=== Given records ===
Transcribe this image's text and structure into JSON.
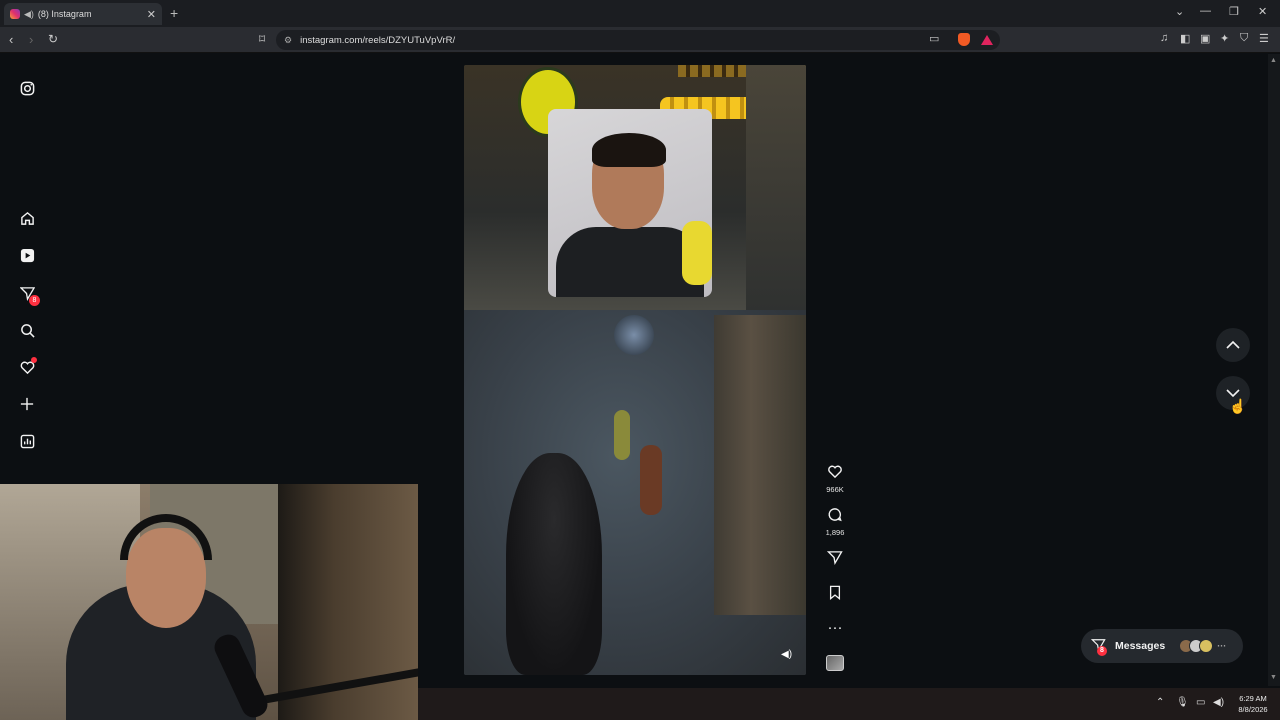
{
  "browser": {
    "tab_title": "(8) Instagram",
    "new_tab": "+",
    "url": "instagram.com/reels/DZYUTuVpVrR/",
    "window_controls": [
      "⌄",
      "—",
      "❐",
      "✕"
    ]
  },
  "sidebar": {
    "items": [
      {
        "name": "instagram-icon",
        "glyph": "◎"
      },
      {
        "name": "home-icon",
        "glyph": "⌂"
      },
      {
        "name": "reels-icon",
        "glyph": "▶"
      },
      {
        "name": "messages-icon",
        "glyph": "⟁",
        "badge": "8"
      },
      {
        "name": "search-icon",
        "glyph": "⌕"
      },
      {
        "name": "notifications-icon",
        "glyph": "♡"
      },
      {
        "name": "create-icon",
        "glyph": "+"
      },
      {
        "name": "dashboard-icon",
        "glyph": "▥"
      }
    ]
  },
  "reel": {
    "likes": "966K",
    "comments": "1,896"
  },
  "messages": {
    "label": "Messages",
    "badge": "8",
    "more": "···"
  },
  "taskbar": {
    "time": "6:29 AM",
    "date": "8/8/2026"
  },
  "colors": {
    "badge": "#ff3040",
    "page_bg": "#0c0f12"
  }
}
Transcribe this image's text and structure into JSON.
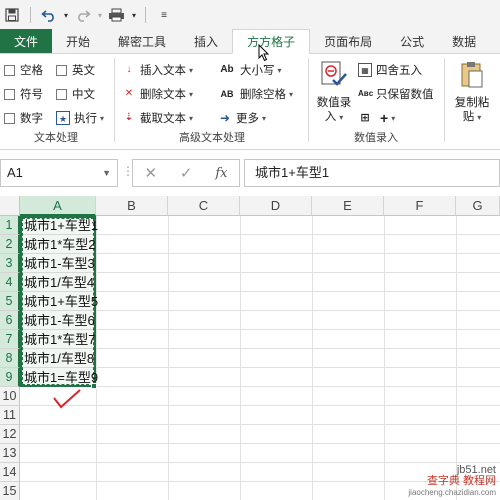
{
  "quick_access": {
    "icons": [
      "save-icon",
      "undo-icon",
      "redo-icon",
      "print-icon",
      "customize-icon"
    ]
  },
  "ribbon_tabs": [
    {
      "label": "文件"
    },
    {
      "label": "开始"
    },
    {
      "label": "解密工具"
    },
    {
      "label": "插入"
    },
    {
      "label": "方方格子"
    },
    {
      "label": "页面布局"
    },
    {
      "label": "公式"
    },
    {
      "label": "数据"
    }
  ],
  "active_tab": "方方格子",
  "ribbon": {
    "text_group": {
      "label": "文本处理",
      "checkboxes": [
        "空格",
        "英文",
        "符号",
        "中文",
        "数字"
      ],
      "execute_label": "执行"
    },
    "advanced_group": {
      "label": "高级文本处理",
      "insert_text": "插入文本",
      "delete_text": "删除文本",
      "extract_text": "截取文本",
      "case_label": "大小写",
      "delete_space": "删除空格",
      "more_label": "更多"
    },
    "number_group": {
      "label": "数值录入",
      "number_entry_line1": "数值录",
      "number_entry_line2": "入",
      "round_label": "四舍五入",
      "keep_value": "只保留数值",
      "plus_label": "+"
    },
    "copy_paste": {
      "line1": "复制粘",
      "line2": "贴"
    }
  },
  "formula_bar": {
    "name_box": "A1",
    "cancel_symbol": "✕",
    "confirm_symbol": "✓",
    "fx_label": "fx",
    "content": "城市1+车型1"
  },
  "sheet": {
    "columns": [
      "A",
      "B",
      "C",
      "D",
      "E",
      "F",
      "G"
    ],
    "rows": [
      "1",
      "2",
      "3",
      "4",
      "5",
      "6",
      "7",
      "8",
      "9",
      "10",
      "11",
      "12",
      "13",
      "14",
      "15"
    ],
    "cells_a": [
      "城市1+车型1",
      "城市1*车型2",
      "城市1-车型3",
      "城市1/车型4",
      "城市1+车型5",
      "城市1-车型6",
      "城市1*车型7",
      "城市1/车型8",
      "城市1=车型9"
    ]
  },
  "watermark": {
    "line1": "jb51.net",
    "line2": "查字典 教程网",
    "line3": "jiaocheng.chazidian.com"
  },
  "colors": {
    "excel_green": "#217346",
    "header_bg": "#f3f3f3",
    "check_red": "#d9262d"
  }
}
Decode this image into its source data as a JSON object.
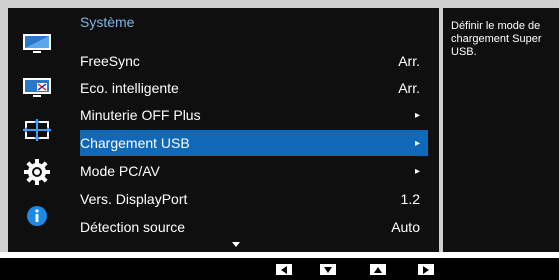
{
  "menu": {
    "title": "Système",
    "items": [
      {
        "label": "FreeSync",
        "value": "Arr."
      },
      {
        "label": "Eco. intelligente",
        "value": "Arr."
      },
      {
        "label": "Minuterie OFF Plus",
        "value": "▸"
      },
      {
        "label": "Chargement USB",
        "value": "▸"
      },
      {
        "label": "Mode PC/AV",
        "value": "▸"
      },
      {
        "label": "Vers. DisplayPort",
        "value": "1.2"
      },
      {
        "label": "Détection source",
        "value": "Auto"
      }
    ],
    "selected_index": 3
  },
  "help": {
    "text": "Définir le mode de chargement Super USB."
  },
  "sidebar": {
    "icons": [
      "picture-icon",
      "color-icon",
      "screen-size-icon",
      "system-gear-icon",
      "info-icon"
    ]
  },
  "footer": {
    "buttons": [
      "left-button",
      "down-button",
      "up-button",
      "right-button"
    ]
  },
  "colors": {
    "accent": "#1068b8",
    "title": "#7fb6e6",
    "background": "#0f0f10"
  }
}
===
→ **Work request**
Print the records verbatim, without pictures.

→ **Answer below**
Transcribe this image's text and structure into JSON.
{
  "browser": {
    "tab_title": "(8) Instagram",
    "new_tab": "+",
    "url": "instagram.com/reels/DZYUTuVpVrR/",
    "window_controls": [
      "⌄",
      "—",
      "❐",
      "✕"
    ]
  },
  "sidebar": {
    "items": [
      {
        "name": "instagram-icon",
        "glyph": "◎"
      },
      {
        "name": "home-icon",
        "glyph": "⌂"
      },
      {
        "name": "reels-icon",
        "glyph": "▶"
      },
      {
        "name": "messages-icon",
        "glyph": "⟁",
        "badge": "8"
      },
      {
        "name": "search-icon",
        "glyph": "⌕"
      },
      {
        "name": "notifications-icon",
        "glyph": "♡"
      },
      {
        "name": "create-icon",
        "glyph": "+"
      },
      {
        "name": "dashboard-icon",
        "glyph": "▥"
      }
    ]
  },
  "reel": {
    "likes": "966K",
    "comments": "1,896"
  },
  "messages": {
    "label": "Messages",
    "badge": "8",
    "more": "···"
  },
  "taskbar": {
    "time": "6:29 AM",
    "date": "8/8/2026"
  },
  "colors": {
    "badge": "#ff3040",
    "page_bg": "#0c0f12"
  }
}
Transcribe this image's text and structure into JSON.
{
  "quick_access": {
    "icons": [
      "save-icon",
      "undo-icon",
      "redo-icon",
      "print-icon",
      "customize-icon"
    ]
  },
  "ribbon_tabs": [
    {
      "label": "文件"
    },
    {
      "label": "开始"
    },
    {
      "label": "解密工具"
    },
    {
      "label": "插入"
    },
    {
      "label": "方方格子"
    },
    {
      "label": "页面布局"
    },
    {
      "label": "公式"
    },
    {
      "label": "数据"
    }
  ],
  "active_tab": "方方格子",
  "ribbon": {
    "text_group": {
      "label": "文本处理",
      "checkboxes": [
        "空格",
        "英文",
        "符号",
        "中文",
        "数字"
      ],
      "execute_label": "执行"
    },
    "advanced_group": {
      "label": "高级文本处理",
      "insert_text": "插入文本",
      "delete_text": "删除文本",
      "extract_text": "截取文本",
      "case_label": "大小写",
      "delete_space": "删除空格",
      "more_label": "更多"
    },
    "number_group": {
      "label": "数值录入",
      "number_entry_line1": "数值录",
      "number_entry_line2": "入",
      "round_label": "四舍五入",
      "keep_value": "只保留数值",
      "plus_label": "+"
    },
    "copy_paste": {
      "line1": "复制粘",
      "line2": "贴"
    }
  },
  "formula_bar": {
    "name_box": "A1",
    "cancel_symbol": "✕",
    "confirm_symbol": "✓",
    "fx_label": "fx",
    "content": "城市1+车型1"
  },
  "sheet": {
    "columns": [
      "A",
      "B",
      "C",
      "D",
      "E",
      "F",
      "G"
    ],
    "rows": [
      "1",
      "2",
      "3",
      "4",
      "5",
      "6",
      "7",
      "8",
      "9",
      "10",
      "11",
      "12",
      "13",
      "14",
      "15"
    ],
    "cells_a": [
      "城市1+车型1",
      "城市1*车型2",
      "城市1-车型3",
      "城市1/车型4",
      "城市1+车型5",
      "城市1-车型6",
      "城市1*车型7",
      "城市1/车型8",
      "城市1=车型9"
    ]
  },
  "watermark": {
    "line1": "jb51.net",
    "line2": "查字典 教程网",
    "line3": "jiaocheng.chazidian.com"
  },
  "colors": {
    "excel_green": "#217346",
    "header_bg": "#f3f3f3",
    "check_red": "#d9262d"
  }
}
Decode this image into its source data as a JSON object.
{
  "menu": {
    "title": "Système",
    "items": [
      {
        "label": "FreeSync",
        "value": "Arr."
      },
      {
        "label": "Eco. intelligente",
        "value": "Arr."
      },
      {
        "label": "Minuterie OFF Plus",
        "value": "▸"
      },
      {
        "label": "Chargement USB",
        "value": "▸"
      },
      {
        "label": "Mode PC/AV",
        "value": "▸"
      },
      {
        "label": "Vers. DisplayPort",
        "value": "1.2"
      },
      {
        "label": "Détection source",
        "value": "Auto"
      }
    ],
    "selected_index": 3
  },
  "help": {
    "text": "Définir le mode de chargement Super USB."
  },
  "sidebar": {
    "icons": [
      "picture-icon",
      "color-icon",
      "screen-size-icon",
      "system-gear-icon",
      "info-icon"
    ]
  },
  "footer": {
    "buttons": [
      "left-button",
      "down-button",
      "up-button",
      "right-button"
    ]
  },
  "colors": {
    "accent": "#1068b8",
    "title": "#7fb6e6",
    "background": "#0f0f10"
  }
}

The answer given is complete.